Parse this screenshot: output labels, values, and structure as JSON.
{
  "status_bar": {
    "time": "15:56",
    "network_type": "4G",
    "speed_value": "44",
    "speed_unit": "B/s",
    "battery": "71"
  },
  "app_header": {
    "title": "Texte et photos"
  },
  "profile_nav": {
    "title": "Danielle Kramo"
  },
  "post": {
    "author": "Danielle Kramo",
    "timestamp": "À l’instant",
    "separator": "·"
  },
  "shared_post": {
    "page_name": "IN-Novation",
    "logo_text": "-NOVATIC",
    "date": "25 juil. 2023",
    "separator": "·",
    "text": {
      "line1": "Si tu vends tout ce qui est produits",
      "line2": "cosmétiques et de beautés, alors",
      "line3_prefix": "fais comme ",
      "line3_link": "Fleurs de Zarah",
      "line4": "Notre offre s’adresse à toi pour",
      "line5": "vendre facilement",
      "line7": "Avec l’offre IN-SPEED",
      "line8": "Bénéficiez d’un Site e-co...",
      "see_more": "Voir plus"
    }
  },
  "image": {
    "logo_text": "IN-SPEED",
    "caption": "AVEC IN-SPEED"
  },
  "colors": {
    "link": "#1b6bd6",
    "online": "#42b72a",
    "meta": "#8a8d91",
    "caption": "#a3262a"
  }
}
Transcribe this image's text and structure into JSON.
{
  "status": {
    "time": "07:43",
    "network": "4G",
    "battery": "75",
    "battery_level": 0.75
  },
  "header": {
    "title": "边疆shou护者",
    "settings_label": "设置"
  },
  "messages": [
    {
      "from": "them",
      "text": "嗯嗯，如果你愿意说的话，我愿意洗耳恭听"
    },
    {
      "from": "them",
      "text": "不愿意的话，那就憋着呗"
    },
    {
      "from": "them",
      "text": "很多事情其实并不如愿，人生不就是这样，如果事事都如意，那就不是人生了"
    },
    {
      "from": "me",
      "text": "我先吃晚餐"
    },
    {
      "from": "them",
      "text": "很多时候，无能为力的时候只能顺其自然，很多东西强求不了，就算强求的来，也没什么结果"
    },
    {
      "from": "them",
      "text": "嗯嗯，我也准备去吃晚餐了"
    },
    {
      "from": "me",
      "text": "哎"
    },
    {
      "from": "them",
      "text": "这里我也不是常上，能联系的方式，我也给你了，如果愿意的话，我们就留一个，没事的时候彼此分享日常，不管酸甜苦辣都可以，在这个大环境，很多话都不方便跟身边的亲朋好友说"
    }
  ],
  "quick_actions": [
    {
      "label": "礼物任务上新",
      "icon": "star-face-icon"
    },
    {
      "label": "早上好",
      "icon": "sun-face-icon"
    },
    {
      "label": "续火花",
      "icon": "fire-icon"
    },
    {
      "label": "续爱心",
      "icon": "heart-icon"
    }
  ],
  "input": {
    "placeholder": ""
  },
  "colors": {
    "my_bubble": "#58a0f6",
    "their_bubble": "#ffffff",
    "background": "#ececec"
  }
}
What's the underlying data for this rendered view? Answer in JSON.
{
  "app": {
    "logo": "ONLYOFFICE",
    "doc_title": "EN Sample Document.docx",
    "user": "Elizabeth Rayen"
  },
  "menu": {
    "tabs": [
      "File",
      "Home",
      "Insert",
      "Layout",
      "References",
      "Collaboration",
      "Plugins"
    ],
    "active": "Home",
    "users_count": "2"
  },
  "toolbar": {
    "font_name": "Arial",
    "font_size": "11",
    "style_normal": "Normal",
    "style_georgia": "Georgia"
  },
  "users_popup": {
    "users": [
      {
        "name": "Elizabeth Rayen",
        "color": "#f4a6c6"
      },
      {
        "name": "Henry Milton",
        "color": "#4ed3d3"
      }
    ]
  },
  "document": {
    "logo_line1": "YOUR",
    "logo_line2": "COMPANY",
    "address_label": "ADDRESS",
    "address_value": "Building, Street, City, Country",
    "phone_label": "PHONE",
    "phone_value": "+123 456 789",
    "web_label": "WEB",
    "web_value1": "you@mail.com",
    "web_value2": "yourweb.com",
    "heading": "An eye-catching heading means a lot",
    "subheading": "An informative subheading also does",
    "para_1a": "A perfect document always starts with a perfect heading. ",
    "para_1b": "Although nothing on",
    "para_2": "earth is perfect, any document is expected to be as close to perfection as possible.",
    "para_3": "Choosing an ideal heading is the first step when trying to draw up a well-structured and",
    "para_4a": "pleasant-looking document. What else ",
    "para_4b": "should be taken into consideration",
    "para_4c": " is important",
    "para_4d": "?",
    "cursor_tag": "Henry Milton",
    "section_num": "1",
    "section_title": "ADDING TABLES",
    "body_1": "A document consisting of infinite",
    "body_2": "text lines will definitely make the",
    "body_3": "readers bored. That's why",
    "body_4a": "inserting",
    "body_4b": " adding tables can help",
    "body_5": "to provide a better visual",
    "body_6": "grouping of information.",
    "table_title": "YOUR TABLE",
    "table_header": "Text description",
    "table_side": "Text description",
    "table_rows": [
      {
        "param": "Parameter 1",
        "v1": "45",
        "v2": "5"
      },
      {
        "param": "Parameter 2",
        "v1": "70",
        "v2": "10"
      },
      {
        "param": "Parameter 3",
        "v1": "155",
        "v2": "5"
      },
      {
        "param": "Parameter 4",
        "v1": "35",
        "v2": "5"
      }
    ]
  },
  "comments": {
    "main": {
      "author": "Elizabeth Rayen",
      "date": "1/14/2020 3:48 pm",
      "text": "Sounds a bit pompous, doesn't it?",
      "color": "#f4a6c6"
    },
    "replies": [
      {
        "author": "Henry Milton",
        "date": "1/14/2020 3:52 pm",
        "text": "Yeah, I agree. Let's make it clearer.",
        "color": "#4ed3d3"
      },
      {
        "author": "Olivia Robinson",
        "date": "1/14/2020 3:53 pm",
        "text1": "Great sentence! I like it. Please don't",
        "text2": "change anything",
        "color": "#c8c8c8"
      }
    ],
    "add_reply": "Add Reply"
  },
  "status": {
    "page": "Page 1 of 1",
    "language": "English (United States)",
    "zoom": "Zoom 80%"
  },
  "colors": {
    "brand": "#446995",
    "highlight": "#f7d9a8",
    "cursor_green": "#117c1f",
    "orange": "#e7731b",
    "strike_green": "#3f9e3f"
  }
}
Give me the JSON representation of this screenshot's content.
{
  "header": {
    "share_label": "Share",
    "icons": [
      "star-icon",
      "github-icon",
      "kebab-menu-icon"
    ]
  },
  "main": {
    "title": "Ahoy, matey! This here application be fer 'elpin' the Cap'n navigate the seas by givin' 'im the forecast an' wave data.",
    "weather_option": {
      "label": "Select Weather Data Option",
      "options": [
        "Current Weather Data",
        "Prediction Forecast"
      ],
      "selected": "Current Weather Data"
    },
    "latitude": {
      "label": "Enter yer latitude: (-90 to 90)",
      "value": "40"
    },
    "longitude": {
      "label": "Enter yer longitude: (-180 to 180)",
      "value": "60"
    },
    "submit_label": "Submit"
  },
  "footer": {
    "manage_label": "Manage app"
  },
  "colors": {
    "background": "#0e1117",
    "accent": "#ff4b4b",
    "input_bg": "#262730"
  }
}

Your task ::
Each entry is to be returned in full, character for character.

Response area ::
Parse this screenshot: output labels, values, and structure as JSON.
{
  "status_bar": {
    "time": "15:56",
    "network_type": "4G",
    "speed_value": "44",
    "speed_unit": "B/s",
    "battery": "71"
  },
  "app_header": {
    "title": "Texte et photos"
  },
  "profile_nav": {
    "title": "Danielle Kramo"
  },
  "post": {
    "author": "Danielle Kramo",
    "timestamp": "À l’instant",
    "separator": "·"
  },
  "shared_post": {
    "page_name": "IN-Novation",
    "logo_text": "-NOVATIC",
    "date": "25 juil. 2023",
    "separator": "·",
    "text": {
      "line1": "Si tu vends tout ce qui est produits",
      "line2": "cosmétiques et de beautés, alors",
      "line3_prefix": "fais comme ",
      "line3_link": "Fleurs de Zarah",
      "line4": "Notre offre s’adresse à toi pour",
      "line5": "vendre facilement",
      "line7": "Avec l’offre IN-SPEED",
      "line8": "Bénéficiez d’un Site e-co...",
      "see_more": "Voir plus"
    }
  },
  "image": {
    "logo_text": "IN-SPEED",
    "caption": "AVEC IN-SPEED"
  },
  "colors": {
    "link": "#1b6bd6",
    "online": "#42b72a",
    "meta": "#8a8d91",
    "caption": "#a3262a"
  }
}
Transcribe this image's text and structure into JSON.
{
  "status": {
    "time": "07:43",
    "network": "4G",
    "battery": "75",
    "battery_level": 0.75
  },
  "header": {
    "title": "边疆shou护者",
    "settings_label": "设置"
  },
  "messages": [
    {
      "from": "them",
      "text": "嗯嗯，如果你愿意说的话，我愿意洗耳恭听"
    },
    {
      "from": "them",
      "text": "不愿意的话，那就憋着呗"
    },
    {
      "from": "them",
      "text": "很多事情其实并不如愿，人生不就是这样，如果事事都如意，那就不是人生了"
    },
    {
      "from": "me",
      "text": "我先吃晚餐"
    },
    {
      "from": "them",
      "text": "很多时候，无能为力的时候只能顺其自然，很多东西强求不了，就算强求的来，也没什么结果"
    },
    {
      "from": "them",
      "text": "嗯嗯，我也准备去吃晚餐了"
    },
    {
      "from": "me",
      "text": "哎"
    },
    {
      "from": "them",
      "text": "这里我也不是常上，能联系的方式，我也给你了，如果愿意的话，我们就留一个，没事的时候彼此分享日常，不管酸甜苦辣都可以，在这个大环境，很多话都不方便跟身边的亲朋好友说"
    }
  ],
  "quick_actions": [
    {
      "label": "礼物任务上新",
      "icon": "star-face-icon"
    },
    {
      "label": "早上好",
      "icon": "sun-face-icon"
    },
    {
      "label": "续火花",
      "icon": "fire-icon"
    },
    {
      "label": "续爱心",
      "icon": "heart-icon"
    }
  ],
  "input": {
    "placeholder": ""
  },
  "colors": {
    "my_bubble": "#58a0f6",
    "their_bubble": "#ffffff",
    "background": "#ececec"
  }
}
What's the underlying data for this rendered view? Answer in JSON.
{
  "app": {
    "logo": "ONLYOFFICE",
    "doc_title": "EN Sample Document.docx",
    "user": "Elizabeth Rayen"
  },
  "menu": {
    "tabs": [
      "File",
      "Home",
      "Insert",
      "Layout",
      "References",
      "Collaboration",
      "Plugins"
    ],
    "active": "Home",
    "users_count": "2"
  },
  "toolbar": {
    "font_name": "Arial",
    "font_size": "11",
    "style_normal": "Normal",
    "style_georgia": "Georgia"
  },
  "users_popup": {
    "users": [
      {
        "name": "Elizabeth Rayen",
        "color": "#f4a6c6"
      },
      {
        "name": "Henry Milton",
        "color": "#4ed3d3"
      }
    ]
  },
  "document": {
    "logo_line1": "YOUR",
    "logo_line2": "COMPANY",
    "address_label": "ADDRESS",
    "address_value": "Building, Street, City, Country",
    "phone_label": "PHONE",
    "phone_value": "+123 456 789",
    "web_label": "WEB",
    "web_value1": "you@mail.com",
    "web_value2": "yourweb.com",
    "heading": "An eye-catching heading means a lot",
    "subheading": "An informative subheading also does",
    "para_1a": "A perfect document always starts with a perfect heading. ",
    "para_1b": "Although nothing on",
    "para_2": "earth is perfect, any document is expected to be as close to perfection as possible.",
    "para_3": "Choosing an ideal heading is the first step when trying to draw up a well-structured and",
    "para_4a": "pleasant-looking document. What else ",
    "para_4b": "should be taken into consideration",
    "para_4c": " is important",
    "para_4d": "?",
    "cursor_tag": "Henry Milton",
    "section_num": "1",
    "section_title": "ADDING TABLES",
    "body_1": "A document consisting of infinite",
    "body_2": "text lines will definitely make the",
    "body_3": "readers bored. That's why",
    "body_4a": "inserting",
    "body_4b": " adding tables can help",
    "body_5": "to provide a better visual",
    "body_6": "grouping of information.",
    "table_title": "YOUR TABLE",
    "table_header": "Text description",
    "table_side": "Text description",
    "table_rows": [
      {
        "param": "Parameter 1",
        "v1": "45",
        "v2": "5"
      },
      {
        "param": "Parameter 2",
        "v1": "70",
        "v2": "10"
      },
      {
        "param": "Parameter 3",
        "v1": "155",
        "v2": "5"
      },
      {
        "param": "Parameter 4",
        "v1": "35",
        "v2": "5"
      }
    ]
  },
  "comments": {
    "main": {
      "author": "Elizabeth Rayen",
      "date": "1/14/2020 3:48 pm",
      "text": "Sounds a bit pompous, doesn't it?",
      "color": "#f4a6c6"
    },
    "replies": [
      {
        "author": "Henry Milton",
        "date": "1/14/2020 3:52 pm",
        "text": "Yeah, I agree. Let's make it clearer.",
        "color": "#4ed3d3"
      },
      {
        "author": "Olivia Robinson",
        "date": "1/14/2020 3:53 pm",
        "text1": "Great sentence! I like it. Please don't",
        "text2": "change anything",
        "color": "#c8c8c8"
      }
    ],
    "add_reply": "Add Reply"
  },
  "status": {
    "page": "Page 1 of 1",
    "language": "English (United States)",
    "zoom": "Zoom 80%"
  },
  "colors": {
    "brand": "#446995",
    "highlight": "#f7d9a8",
    "cursor_green": "#117c1f",
    "orange": "#e7731b",
    "strike_green": "#3f9e3f"
  }
}
Give me the JSON representation of this screenshot's content.
{
  "header": {
    "share_label": "Share",
    "icons": [
      "star-icon",
      "github-icon",
      "kebab-menu-icon"
    ]
  },
  "main": {
    "title": "Ahoy, matey! This here application be fer 'elpin' the Cap'n navigate the seas by givin' 'im the forecast an' wave data.",
    "weather_option": {
      "label": "Select Weather Data Option",
      "options": [
        "Current Weather Data",
        "Prediction Forecast"
      ],
      "selected": "Current Weather Data"
    },
    "latitude": {
      "label": "Enter yer latitude: (-90 to 90)",
      "value": "40"
    },
    "longitude": {
      "label": "Enter yer longitude: (-180 to 180)",
      "value": "60"
    },
    "submit_label": "Submit"
  },
  "footer": {
    "manage_label": "Manage app"
  },
  "colors": {
    "background": "#0e1117",
    "accent": "#ff4b4b",
    "input_bg": "#262730"
  }
}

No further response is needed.